• PROBLEM DETAILS
Go through the data and copy each line where the string "title" appears.

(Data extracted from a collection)
== Segment start ==

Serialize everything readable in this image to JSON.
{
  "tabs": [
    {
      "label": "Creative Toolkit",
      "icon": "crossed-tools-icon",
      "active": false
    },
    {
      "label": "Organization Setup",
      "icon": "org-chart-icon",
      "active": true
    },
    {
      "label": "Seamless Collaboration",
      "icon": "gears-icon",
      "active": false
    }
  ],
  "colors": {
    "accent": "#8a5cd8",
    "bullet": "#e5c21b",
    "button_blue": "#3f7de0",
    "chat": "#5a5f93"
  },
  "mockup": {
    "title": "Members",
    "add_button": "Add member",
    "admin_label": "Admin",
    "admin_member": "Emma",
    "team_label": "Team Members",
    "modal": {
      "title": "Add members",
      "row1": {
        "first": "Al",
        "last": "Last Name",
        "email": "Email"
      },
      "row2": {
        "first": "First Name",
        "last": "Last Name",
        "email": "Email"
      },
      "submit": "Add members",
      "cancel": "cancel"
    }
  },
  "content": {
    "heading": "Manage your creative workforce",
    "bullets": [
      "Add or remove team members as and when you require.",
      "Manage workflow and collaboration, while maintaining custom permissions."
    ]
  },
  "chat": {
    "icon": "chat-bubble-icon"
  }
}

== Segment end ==
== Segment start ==

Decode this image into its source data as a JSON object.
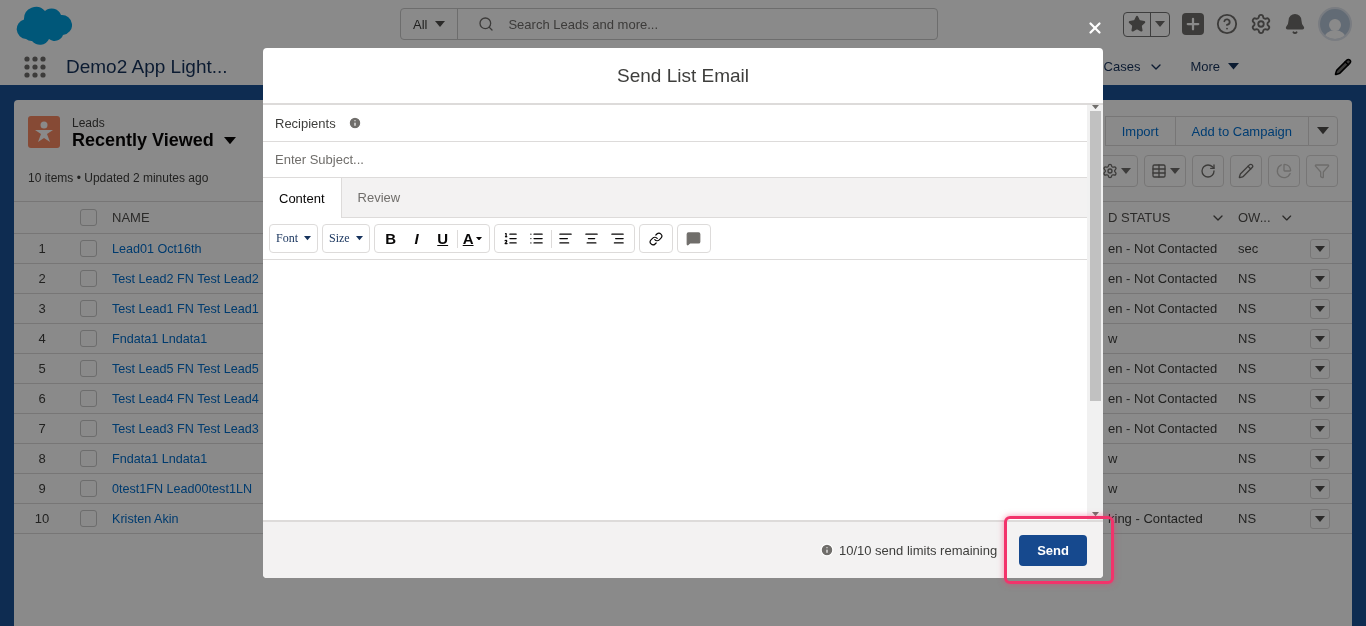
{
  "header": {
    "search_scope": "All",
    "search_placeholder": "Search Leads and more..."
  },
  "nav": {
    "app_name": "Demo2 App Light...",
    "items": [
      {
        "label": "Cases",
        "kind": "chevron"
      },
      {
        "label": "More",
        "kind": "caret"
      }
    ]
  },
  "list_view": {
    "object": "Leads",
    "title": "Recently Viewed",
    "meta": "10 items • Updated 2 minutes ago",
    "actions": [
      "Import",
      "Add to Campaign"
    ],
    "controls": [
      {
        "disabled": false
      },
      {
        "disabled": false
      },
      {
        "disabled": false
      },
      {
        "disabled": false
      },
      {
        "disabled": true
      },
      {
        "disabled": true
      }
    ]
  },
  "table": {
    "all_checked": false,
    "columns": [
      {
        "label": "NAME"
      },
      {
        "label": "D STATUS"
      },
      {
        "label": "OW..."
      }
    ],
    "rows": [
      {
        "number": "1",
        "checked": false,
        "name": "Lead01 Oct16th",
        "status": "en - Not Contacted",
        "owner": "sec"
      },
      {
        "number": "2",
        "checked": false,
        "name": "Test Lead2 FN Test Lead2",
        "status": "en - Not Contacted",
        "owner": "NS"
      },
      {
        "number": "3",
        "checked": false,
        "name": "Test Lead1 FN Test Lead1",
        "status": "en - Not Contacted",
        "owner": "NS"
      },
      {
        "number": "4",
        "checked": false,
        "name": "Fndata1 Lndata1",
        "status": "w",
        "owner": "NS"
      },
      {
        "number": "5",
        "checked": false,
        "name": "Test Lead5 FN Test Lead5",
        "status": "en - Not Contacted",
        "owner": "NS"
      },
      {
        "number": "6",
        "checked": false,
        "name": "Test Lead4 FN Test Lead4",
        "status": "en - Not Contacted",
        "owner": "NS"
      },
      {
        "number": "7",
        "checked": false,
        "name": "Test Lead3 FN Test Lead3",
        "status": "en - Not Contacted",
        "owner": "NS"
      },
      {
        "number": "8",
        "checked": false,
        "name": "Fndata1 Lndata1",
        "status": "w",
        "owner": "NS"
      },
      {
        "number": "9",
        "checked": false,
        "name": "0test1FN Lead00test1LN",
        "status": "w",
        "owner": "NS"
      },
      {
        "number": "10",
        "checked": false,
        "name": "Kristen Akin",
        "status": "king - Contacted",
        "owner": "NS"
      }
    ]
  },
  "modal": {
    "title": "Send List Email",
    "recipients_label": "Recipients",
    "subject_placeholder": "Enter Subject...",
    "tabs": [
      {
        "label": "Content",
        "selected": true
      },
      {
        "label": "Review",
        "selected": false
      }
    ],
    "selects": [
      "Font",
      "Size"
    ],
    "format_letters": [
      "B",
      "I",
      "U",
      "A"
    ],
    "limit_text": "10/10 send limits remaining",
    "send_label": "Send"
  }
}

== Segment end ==

• ANSWER SECTION
    "title": "Members",
      "title": "Add members",
    "title": "Recently Viewed",
    "title": "Send List Email",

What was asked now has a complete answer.